The Sunday Times today features our CEO, Nicola Horlick, and her fashion designer daughter, Alice. Alice's exquisite handbags - and equally delightful dogs - can be found at AEVHA London. One bag and one dog illustrate today's story on the Money&Co. site.
But back to The Sunday Times. The piece notes that "finances remain a taboo subject in many families. More than half the parents in Britain find it difficult to talk to their children about money matters, according to research by the Money Advice Service, which questioned 2,000 parents earlier this month". The article, excerpted below, features six "experts" and reveals how they impart knowledge to their children.
We should point out that risk is always a very important factor, and should be carefully considered before committing money to a person-to-person (P2P) business loan (referred to sometimes [see below] as person-to-business). That said, the Horlick family is putting its children's money where Nicola's mouth is...
Nicola Horlick, chief executive of the person-to-business lending platform Money & Co., was a leading fund manager for 30 years, and was dubbed the "City Superwoman" for juggling her career alongside bringing up six children.

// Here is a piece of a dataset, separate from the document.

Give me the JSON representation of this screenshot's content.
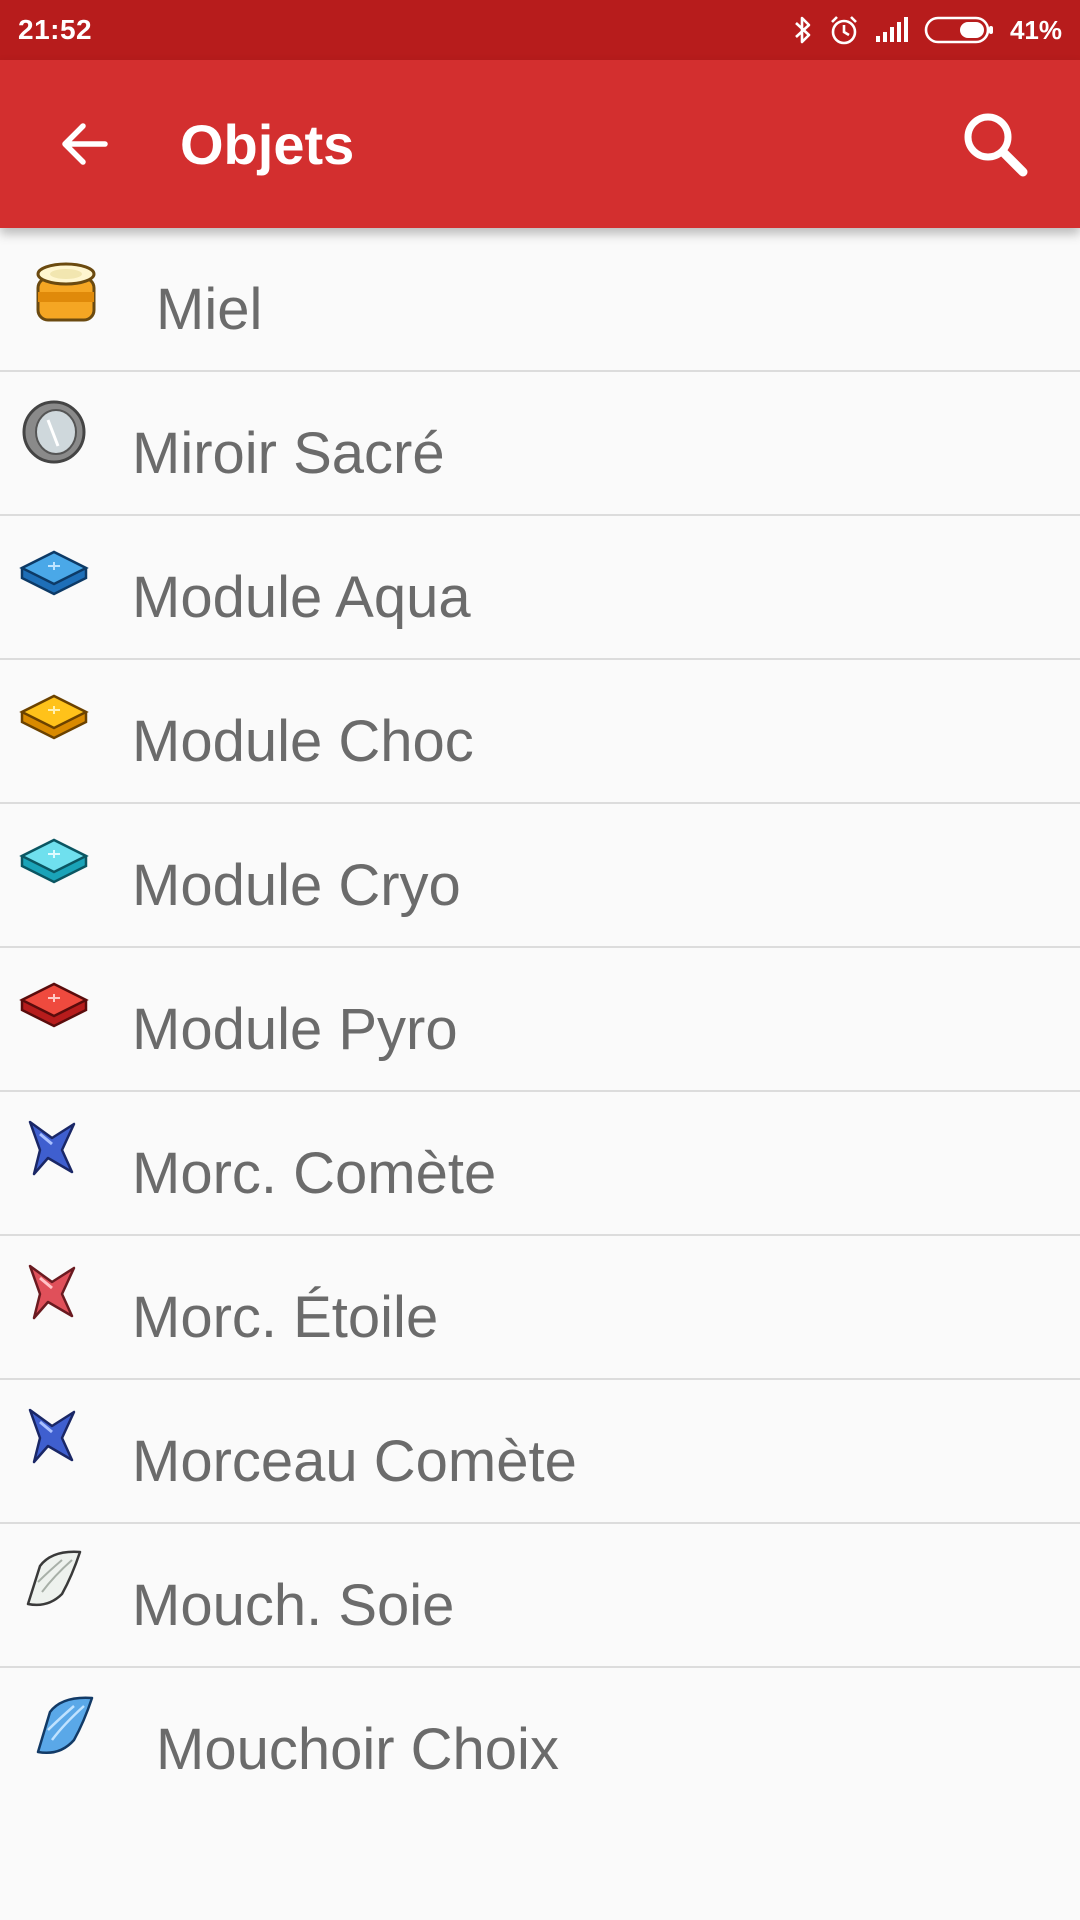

Her children are now aged between 15 and 26. Her eldest daughter, Georgie, died from leukaemia in 1998 aged 12.
When Horlick was growing up, she says she and her brother were discouraged from working by their father while they were in full-time education ??? on the basis that they would have to spend a lifetime working.
While she took the same point of view with her own children, they have always been more eager to earn money than she was.
She said: "My eldest daughter worked as a teacher's assistant before travelling around South America during her gap year. The next one down worked for a film producer before she too went to South America. She is now a medical student and earns money tutoring children in between times.
"My eldest son is at Cambridge reading computer science and is able to make plenty of money during summer vacations as a techie. My youngest daughter worked for an ad agency during her gap year. Only my 15-year-old son has never earned any money."
Horlick added: "I do think it is very important to encourage children to save and to think about how to invest once they have left school.
"When they embark upon tertiary education, they are treated as being economically independent - even though they rarely are, in truth."
Horlick has provided guidance to her children when they have been looking to invest their earnings or money given to them by their grandparents.
She said: "Two of my children have become regular lenders on the Money & Co platform and there is huge rivalry between them in terms of the rates they are getting on their loans.
"My daughter is miffed because her brother is earning a better rate of interest, so she is becoming bolder when she is bidding."